Geneva, Switzerland — Migrants Rights International (MRI) delivered its statement (see below) in response to the report of the Special Rapporteur on the human rights of migrants on 22 June 2012 at the 11th Plenary Meeting – 20th Session of the Human Rights Council. Watch the video from the United Nations Webcast here
Freedom is the Rule. Detention is the Exception!
Migrants Rights International welcomes the Special Rapporteur’s first comprehensive report to the council, and congratulates him on his appointment.
Drawing the urgent attention of the Council to this crucial issue of migrants in detention is overdue, and requires immediate action.
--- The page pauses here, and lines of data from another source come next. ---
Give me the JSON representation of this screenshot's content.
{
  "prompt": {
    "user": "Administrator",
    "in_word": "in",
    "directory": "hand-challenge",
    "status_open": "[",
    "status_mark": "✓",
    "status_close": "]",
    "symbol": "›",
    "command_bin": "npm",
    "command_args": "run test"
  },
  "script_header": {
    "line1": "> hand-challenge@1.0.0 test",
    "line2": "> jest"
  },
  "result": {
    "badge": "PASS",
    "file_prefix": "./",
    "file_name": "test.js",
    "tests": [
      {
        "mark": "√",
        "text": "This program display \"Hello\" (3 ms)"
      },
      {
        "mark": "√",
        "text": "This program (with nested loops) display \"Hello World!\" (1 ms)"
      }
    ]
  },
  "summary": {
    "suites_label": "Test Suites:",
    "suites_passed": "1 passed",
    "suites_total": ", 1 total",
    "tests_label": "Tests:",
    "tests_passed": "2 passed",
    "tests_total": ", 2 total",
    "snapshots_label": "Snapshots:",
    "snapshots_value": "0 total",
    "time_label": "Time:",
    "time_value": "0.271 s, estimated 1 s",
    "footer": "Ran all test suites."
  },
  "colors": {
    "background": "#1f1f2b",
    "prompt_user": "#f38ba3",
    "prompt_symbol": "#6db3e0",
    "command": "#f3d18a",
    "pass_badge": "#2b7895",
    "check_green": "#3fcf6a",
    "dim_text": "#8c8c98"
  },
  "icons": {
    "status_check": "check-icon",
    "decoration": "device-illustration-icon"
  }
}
The Special Rapporteur focuses on access to justice; calls for strong procedural safeguards; attention to the special needs of vulnerable migrants; denunciation of detention as a punitive measure; and the authoritative declaration that detention of migrants should be the last resort.
Migrants Rights International remains concerned about the criminalization of migrant communities. Detention heightens xenophobia and false assumptions associated with irregular status. The detention of migrants is a crisis: even as we sit here deliberating, there are hundreds of thousands of migrants in a growing number of detention centres across the world. A large number of these are women, children, and vulnerable migrants. The expanding privatization of detention centres permits rights abuses to evade the surveillance of states. Migrants Rights International recognizes that while the Special Rapporteur talks of alternatives, these alternatives are also only ever a last resort.
Following the Special Rapporteur’s report, we strongly encourage all states in this Council to consider the following policy responses:
Prioritize regularization over detention.
To prevent arbitrary detentions, and to open avenues for irregular migrants to live, work, and access essential services, state policy should include mechanisms for the regularization of all irregular migrants, prior to or following their detention.
Abolish administrative detention for undocumented migrants.
Irregular migration is not a criminal offense and should not be treated so. The prospect of detention and deportation renders migrants vulnerable and exploitable and undermines the realization of their human rights. States should abolish the practice of detaining undocumented migrants.
Migrants Rights International is encouraged by the Special Rapporteur’s recognition of the urgency of this issue in his first report. As a global network, we will continue our efforts to document rights violations that migrants suffer under existing detention regimes, and to encourage states to see freedom as the rule, and detention as the exception for migrants.